Bird wise it's now fairly quiet - if you discount the noise made by the hundreds of Greylags' around the island. There was a Great Northern Diver in Balta Sound at the weekend which I presume was the same one from last week, this time I managed to get it on my garden list - in fact I saw it from the living room. The only other bird of note for me was a Moorhen near the Houb in Baltasound at the weekend. I've seen numerous sightings of Merlin around the island, and all of them were either immature birds or females. I saw two individuals one day, one was sitting on the Uyeasound road sign and would have made a nice photo if only it had been earlier in the day when the light was better - it was at 3pm and the light was going rapidly. In over two years of being here, I think the number of male Merlin I've seen is probably still in single figures.
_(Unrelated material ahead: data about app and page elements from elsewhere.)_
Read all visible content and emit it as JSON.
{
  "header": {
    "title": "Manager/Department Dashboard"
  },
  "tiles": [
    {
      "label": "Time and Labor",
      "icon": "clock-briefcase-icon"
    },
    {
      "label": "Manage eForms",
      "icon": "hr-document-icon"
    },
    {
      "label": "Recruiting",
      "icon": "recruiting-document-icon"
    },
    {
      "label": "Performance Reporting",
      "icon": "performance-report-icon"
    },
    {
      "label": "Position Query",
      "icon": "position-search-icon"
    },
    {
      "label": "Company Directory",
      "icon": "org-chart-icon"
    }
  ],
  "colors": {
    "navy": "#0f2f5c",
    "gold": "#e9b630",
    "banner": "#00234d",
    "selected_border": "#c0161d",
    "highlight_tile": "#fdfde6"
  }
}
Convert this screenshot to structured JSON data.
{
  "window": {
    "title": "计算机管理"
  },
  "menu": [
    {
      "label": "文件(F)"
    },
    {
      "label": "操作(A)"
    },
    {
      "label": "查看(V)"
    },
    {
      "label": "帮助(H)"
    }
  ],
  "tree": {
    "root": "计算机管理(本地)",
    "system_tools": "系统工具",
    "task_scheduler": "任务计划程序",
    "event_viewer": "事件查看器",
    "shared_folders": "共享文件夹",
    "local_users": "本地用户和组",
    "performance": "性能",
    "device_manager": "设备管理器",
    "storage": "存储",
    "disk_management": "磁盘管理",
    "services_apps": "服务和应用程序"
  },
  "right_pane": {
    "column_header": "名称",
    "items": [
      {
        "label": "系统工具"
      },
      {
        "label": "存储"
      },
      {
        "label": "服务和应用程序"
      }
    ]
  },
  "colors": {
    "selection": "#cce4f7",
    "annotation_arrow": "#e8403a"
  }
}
Last Thursday evening (11th) at around 10pm, I got a call from Brydon to take a look outside as the aurora was starting to show. Sure enough, over behind Baltasound there was a green glow in the sky with faint 'curtains' of white light hanging down. Ten minutes later I was off over to Lamba Ness with the idea of trying to capture something on the camera. For quite a while now I've had several other locations in mind, but tonight I decided to head for Lamba Ness. The only problem with Lamba Ness is that looking north, there is a marker light over on the end of the Holm of Skaw which would ruin any pictures due to it flashing every minute or so. My way around this is to use one of the several ruined buildings at Lamba Ness to block out the light from it and also to provide a silhouette to add foreground interest . So, camera set up on the tripod, continuous 30 second exposures, ISO400, f5.6, lens set at 18mm focal length and then off back to the car. It was really nice to see - the best I've seen yet - but unfortunately I got the exposure wrong! It really did seem a bright sky but sadly the pictures were under exposed by several stops. Also what I hadn't noticed was a bank of cloud that had crept in from the east out of my line of vision (the camera was placed down the hill and out of view) It is a learning process and I learnt quite a lot that evening. As I left at around 12-30am, the light show was fading although there was a final flurry of white 'curtains as I drove up the road. The picture below is one of over a hundred taken at Lamba Ness, not very good but it may give you a bit on an idea - must keep practicing.............
I was talking to a photographer down on Mainland at the weekend and he was saying that when there is a good 'show' he is often able to shoot at around 1/8th second @ 400 ISO as there is so much light. Some photographers who shoot auroras suggest that the norm' would be to shoot in JPEG and not Raw as processing several hundred Raw files would take too long, others say the opposite so I'm going to experiment with both. There a several things that can be done with the results - if they come out :) - either individual still shots, stack all of the pictures together to produce 'star trails' (not so effective for auroras) or combine a series of shots to produce a short avi film. I was experimenting with this last night and 284 images produced an avi of around 17 seconds (this also depends on the 'frame rate) To do these things doesn't take a genius as that's been done already by the software developer who produced this free piece of software called Startrails. As I'm 'grounded' this week - Catriona is away again in Ethiopia (hi Catriona) - I set up the camera outside the house try a different exposure - I changed the ISO to a higher one. It's not an ideal location as there is quite a lot of light pollution from the village (far too many street lights) and the neighbours security light went on and off at the slightest gust of wind, but again it was good to experiment. The 'test' exposure from by the house is here
Like I said earlier, bird wise its pretty quiet and after seeing scores of Snow and Lapland Buntings last month, it's now down to just the odd one or two around the island. There seems to be an awful lot of Greylags around at the moment, a fact which is now causing concern amongst some of the crofters as more and more birds are staying on to breed rather than heading back north. From what I've been told, it is the breeding birds which are eating the fresh green grass in the spring which is normally eaten by the livestock that is causing a problem. There are suggestions now that there should be firstly a systematic count this winter and then, if needed maybe control of some sort.
Greylags on a sunnier day !
Photographically it's been a quiet week as well. The weather has been rather dull, very windy and occasionally wet. There had been a prediction for an aurora a few nights ago but it didn't really materialize - thankfully as it was a fairly cloudy night. Tonight (19th Nov) was the third night there has been no Northlink sailings between Shetland and Aberdeen due to rough weather. The problem has been the wind direction in Aberdeen rather than up here. At Aberdeen, if the wind is in the south-east and there is a large sea swell, getting in to the harbour can be very difficult or even dangerous. I believe that in the last 24hrs, only 2 or 3 ships have been in or out and these were powerful north sea oil rig supply boats. Up here on Unst, off of Lamba Ness there was quite a swell which according to Magic Seaweed was only around 10-14ft but it certainly looked higher than that at times.
A 'nice' Autumnal day at Lamba Ness